Respect in day-to-day life – दैनिक जीवन में आदर व सत्कार (November, 2015)
As we spoke on the last Hawan, as part of this month assignment, kids will focus on and write about real life examples of the topic we covered last month: Respect. Based on what kids shared, it’s clear that they built a fine theoretical understanding of the topic. However, without internalizing the concept, they may not be able to benefit from it as much as possible. Therefore, it’s critical they start noticing and appreciating live applications of Respect in day to day scenarios in life (दैनिक जीवन में आदर व सत्कार).
To make sure kids are not just thinking of living objects only when asked to quote examples of respect, parents may have to help them see other angles of respect – in typical scenarios. For instance, when a kid changes his mind after taking a few bites from his plate full of food and throws the rest into trash, it is a perfect example to convey and discuss the Respect aspect. One may consider it to be a case of wastage, but it is also showing lack of respect. Who is being disrespected here: first, the food itself; then, his mother/cook, who spent life’s precious time cooking it; his parents, who spent their money to purchase the raw material; trees, plants, earth, water, sun, farmer, and all the workers who produced, shipped and sold the material; then, he is also disrespecting those unfortunate kids in this world whose parents cannot afford to provide them with two meals a day.
Another small yet profound enough to convey the message is a case when a kid comes home and throws her jacket on the floor. This act not only makes the jacket dirty and shortens its life, but also requires her parents to spend extra time cleaning the house. It’s another example where disrespect is imparted in indirect ways.

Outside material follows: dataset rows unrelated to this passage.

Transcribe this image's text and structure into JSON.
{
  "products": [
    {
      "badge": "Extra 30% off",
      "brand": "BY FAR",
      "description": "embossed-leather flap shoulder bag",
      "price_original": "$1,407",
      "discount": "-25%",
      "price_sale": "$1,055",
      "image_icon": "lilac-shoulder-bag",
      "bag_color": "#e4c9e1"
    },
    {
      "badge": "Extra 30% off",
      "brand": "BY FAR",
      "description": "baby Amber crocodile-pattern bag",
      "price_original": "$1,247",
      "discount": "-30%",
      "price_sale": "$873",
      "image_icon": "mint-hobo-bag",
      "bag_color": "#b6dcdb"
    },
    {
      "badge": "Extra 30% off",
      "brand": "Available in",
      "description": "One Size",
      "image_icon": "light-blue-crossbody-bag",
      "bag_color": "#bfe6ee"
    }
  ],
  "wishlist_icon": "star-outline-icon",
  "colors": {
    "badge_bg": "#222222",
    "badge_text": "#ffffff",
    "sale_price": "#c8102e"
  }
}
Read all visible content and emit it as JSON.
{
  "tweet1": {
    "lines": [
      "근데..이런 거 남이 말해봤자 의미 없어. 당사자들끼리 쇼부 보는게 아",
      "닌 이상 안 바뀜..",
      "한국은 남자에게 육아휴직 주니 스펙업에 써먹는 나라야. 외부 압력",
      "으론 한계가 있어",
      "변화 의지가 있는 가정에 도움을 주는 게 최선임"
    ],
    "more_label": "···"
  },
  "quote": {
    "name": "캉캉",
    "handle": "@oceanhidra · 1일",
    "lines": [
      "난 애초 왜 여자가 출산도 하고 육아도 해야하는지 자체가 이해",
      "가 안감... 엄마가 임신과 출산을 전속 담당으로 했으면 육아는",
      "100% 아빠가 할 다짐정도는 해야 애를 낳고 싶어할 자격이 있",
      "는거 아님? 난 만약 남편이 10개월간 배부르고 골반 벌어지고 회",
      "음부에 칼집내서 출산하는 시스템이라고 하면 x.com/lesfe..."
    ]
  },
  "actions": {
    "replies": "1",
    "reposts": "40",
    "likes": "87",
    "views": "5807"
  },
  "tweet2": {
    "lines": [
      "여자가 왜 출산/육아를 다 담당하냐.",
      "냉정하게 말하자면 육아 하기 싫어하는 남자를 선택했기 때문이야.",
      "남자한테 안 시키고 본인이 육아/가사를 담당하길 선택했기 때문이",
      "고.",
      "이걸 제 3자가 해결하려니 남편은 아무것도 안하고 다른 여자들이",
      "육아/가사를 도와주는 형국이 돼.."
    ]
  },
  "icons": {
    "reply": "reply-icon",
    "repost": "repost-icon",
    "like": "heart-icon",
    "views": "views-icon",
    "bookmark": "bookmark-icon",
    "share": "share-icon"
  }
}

This list can be very long. Here are a few categories of objects to consider that command our respect (from the last month’s article):
– God (first and foremost);
– Living things: Self, parents, teachers, noble/learned people, elders, siblings, family members, fellow citizens, animals;
– Inanimate objects: Objects that help acquire knowledge (books, notepad, pen, pencil, bag, school, school property and so on), scriptures and any object that gives spiritual knowledge, objects used to worship (hawan kund and associated stuff, temple), nature (plants, trees), shelter (house), food (meal, fruits, water), clothes, public property;
– Qualities: Beliefs, rights and feelings (our own as well as others’), relationships
This month, kids will quote real examples from their own lives. Please make sure that the examples being quoted are personal – not pointing at others. In other words, kids are observing themselves – not other’s behaviors – in the examples.
Let’s start discussing at least one live instance everyday until the Sunday.
ओ३म् शांति ओ३म्!